After the crisis: the maintenance model of effective change
How to get C.diff rates down and keep them there
Incidents that jeopardize patient safety are opportunities for organizational learning. But if new guidelines and behaviours are going to be sustained, these incidents must also be seen as triggers for change.
After a crisis, however, the normal rules of change management don’t always apply. Experience of containing an outbreak of C.diff at Bedford Hospital Trust suggests an alternative approach. We call this the maintenance model of effective change because the actions necessary to prevent a recurrence of a crisis like this are different from the actions required to manage the crisis in the first place.
In 2006, the C.diff infection rate at Bedford Hospital was 20 to 30 new cases a month. This rose to 47 cases in November. The infection control team held an incident meeting, and junior doctors reported the increase to senior colleagues. But managers were not aware how serious this was as there was no formal information reporting. C.diff was a known problem, but the depth of this crisis was not immediately apparent.
In June 2007, national league tables were published showing the incidence of HCAIs. Bedford was in the bottom ten. An SHA support team visited in early July, issuing recommendations concerning clinical care, infection control practice, and management and governance. The support team were impressed by the open, non-defensive way in which the hospital responded to their advice, and by the speed with which plans were implemented.
The number of new cases of C.diff dropped below 15 a month in August 2007, and continued to fall. By the end of 2009, it was down to between zero and five new cases a month, a rate that has been maintained since. Success was due to the combined impact of several actions managed as an evolving programme, a six-component ‘package deal’, rather than the typical stepwise change management approach.
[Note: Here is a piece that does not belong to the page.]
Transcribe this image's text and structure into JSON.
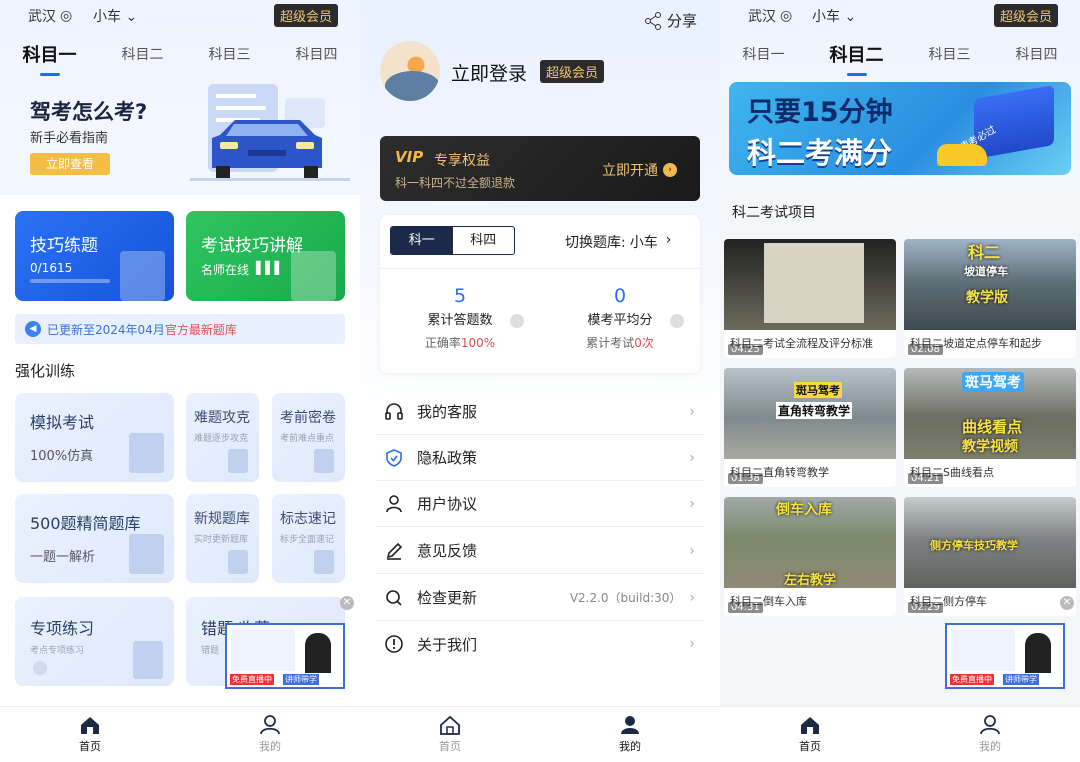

1. Turnaround team
As soon as the league table position was known, top managers established a cross-departmental turnaround team with clinical and managerial members who had the authority to act without permission from senior managers.
2. Appraise and prioritize
The turnaround team decided on immediate actions including improved hygiene facilities, and changing antibiotic prescribing practice (including the withdrawal of some antibiotics). Other changes, such as altering bed layouts, and depriving senior doctors and medical secretaries of their offices to create more isolation rooms, were going to take more time and resources, and require sensitive handling, but consultants and secretaries did not resist.
3. Emergency response
Managers were quick to demonstrate that the problem was understood, and that a solution was being implemented. An autocratic, ‘no questions - no negotiations’ style was adopted, highlighting the importance of the required actions, and driving the pace. The SHA were kept informed such that they remained supportive. This involved a ‘political fix’; the key external stakeholder was reassured by management’s open and non-defensive approach. But this emergency response also involved a series of ‘real’ fixes to contain and resolve the problem.
4. Systemic solution
Systemic problems need systemic solutions, including individual, team, organizational, financial, infrastructural, and other factors. Bedford introduced changes to personal hand hygiene, ward performance audits, prescribing policy and screening practices, budget allocations, bed and ward layouts, dress codes, training, practice manuals, and pharmacy-led ward rounds. Communications were authoritative, frequent, and appealed to professional values, rather than to external targets. This approach was also aware of ‘infection control fatigue’, and the ‘solution’ was constantly refined, to attract attention and maintain interest.
5. Measure and report progress
Infection rates were monitored and published with audits of ward hygiene practices. This information often finds its way into committee minutes and board papers, and is summarized for the purposes of external audit. At Bedford, all staff were constantly aware of how well the hospital and specific areas were performing on these key metrics. The continued lowering of infection rates provided both incentive and motivation to maintain that trajectory.
6. Plan for continuity
Performance has improved, the crisis is over, external stakeholders have left happy. So, the work of the turnaround team is over? No. At Bedford, the turnaround team continued their work, to maintain the focus on the agenda, and to sustain and improve the reduction in infection rates. The shift from the immediate emergency response to the continuing maintenance phase was critical to their success.
What works in one setting will not always work elsewhere. However, the pattern of crisis intervention at Bedford is an approach that other trusts should consider. Bedford’s example shows that change can be implemented rapidly and be sustained through a combination of compelling evidence, autocratic management (where appropriate), a powerful cross-functional team, and innovative communications that encourage behaviour change by addressing beliefs and values.
Acknowledgements: The research behind this article was funded by the National Institute for Health Research Service Delivery and Organization programme, award number SDO/08/1808/238, ‘How do they manage?: a study of the realities of middle and front line management work in healthcare’.
Disclaimer: This report is based on independent research commissioned by the National Institute for Health Research. The views expressed in this publication are those of the authors and not necessarily those of the NHS, the National Institute for Health Research or the Department of Health.
Colin Pilbeam and David A. Buchanan, Cranfield University School of Management